Mid-game, Brad Stevens talked to the team in the huddle about using the rest of the game to learn valuable information for the future. I’m going to say right up front that Brad’s much smarter than me and I’m sure he has a great process for situations like this. However, if it were me, I’d watch the first half with my coaching staff, take good notes on what the Wizards did differently, and promptly set the game film on fire. (Ok, in this digital age that probably doesn’t make logistical sense, but you get the point.)
I’m sure there are some strategies that the Wizards employed (like swarming Isaiah Thomas to get the ball out of his hands), but when it boils down to it, the Celtics didn’t execute very well, and the Wizards caught fire. Washington went on a 22-0 run and the game hovered in the 20-25 point range for much of the night. Take away that run, and the game is pretty close. Of course, that’s like saying the Titanic was a pretty good ship if you take away the part where it sinks.
This is where I like to take a big step back and look at the big picture. The Celtics were up 2-0, headed to Washington. The Wizards had their backs against the wall (no pun intended) and were playing to keep their season alive. Their bench was a complete no-show in the first two games, but bench players generally play their best basketball at home.
The Celtics also have a maddening tendency to take their foot off the gas when they have a team down (usually it happens mid-game, but it applies to a series as well). Add it all up, and one can hardly be surprised that the Wizards came away with a win. Regardless of how many points they won the game by, it still only counts as one loss for the Celtics.
Now if you’ll permit me, I’m going to take another gargantuan step back and look at the even bigger picture.

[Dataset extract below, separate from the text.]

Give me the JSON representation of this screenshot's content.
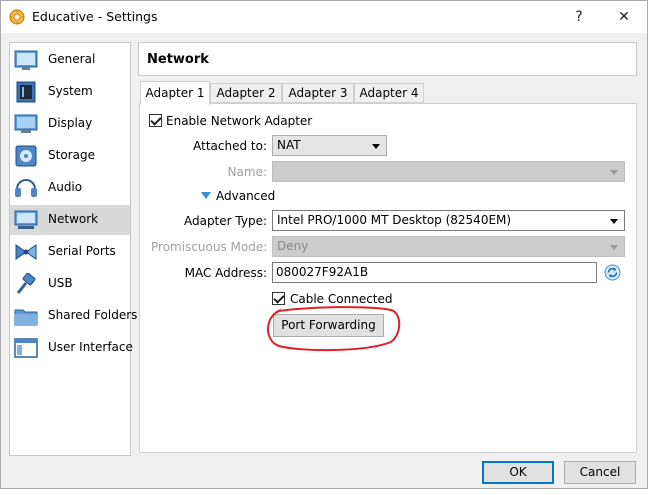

The Celtics have already reached their floor. Think back to the preseason expectations. There was a range of projections for the Celtics, but the general consensus was 52 wins and winning at least one series in the playoffs. At the very least they’ve gone over on the win projection, checked off one round, and have played competitively in round 2. Context is everything and blowing a 2-game lead would be a bad look, but it would still be within the range of original expectations.
I need not remind you that the offseason will bring all sorts of opportunities to make this an even better team with an even brighter future. But that’s another post for another day. (The NBA Draft Lottery is less than 2 weeks away.)
Ok, enough steps back, let’s step forward again. The series is 2-1, and the Celtics need to make some adjustments. Brad Stevens has to figure out the starting lineup, but whoever is out there for the tip has to execute better in the first quarter. If the Wizards are going to take the ball out of Thomas’s hands, the rest of the Celtics have to make them pay, and Al Horford will be key to all of that.
Obviously the Celtics will have to keep their cool and not allow themselves to get baited into ejections and suspensions like Kelly Oubre did in game 3. If Oubre is suspended for game 3, that will only further weaken the Wizards’ bench. The Celtics can’t afford to lose key players like that.
I kind of doubt Bogdanovic is going to hit another 4 threes in the next game, but the Celtics clearly can’t lose track of him (and they need to exploit him as a mismatch on the other side of the court). The Celtics need to put a body on Gortat and scrap for more rebounds. And yes, they need to find a way to free up Thomas and let him go back to work. It isn’t like this is the first time a team has tried to game plan Thomas out of the equation. Brad and Isaiah will figure it out.
In short, the Celtics need to put this game in their rear-view mirror and take care of business in game 4. If they can accomplish that, then they’ll have a commanding 3-1 lead going forward and a great shot at advancing.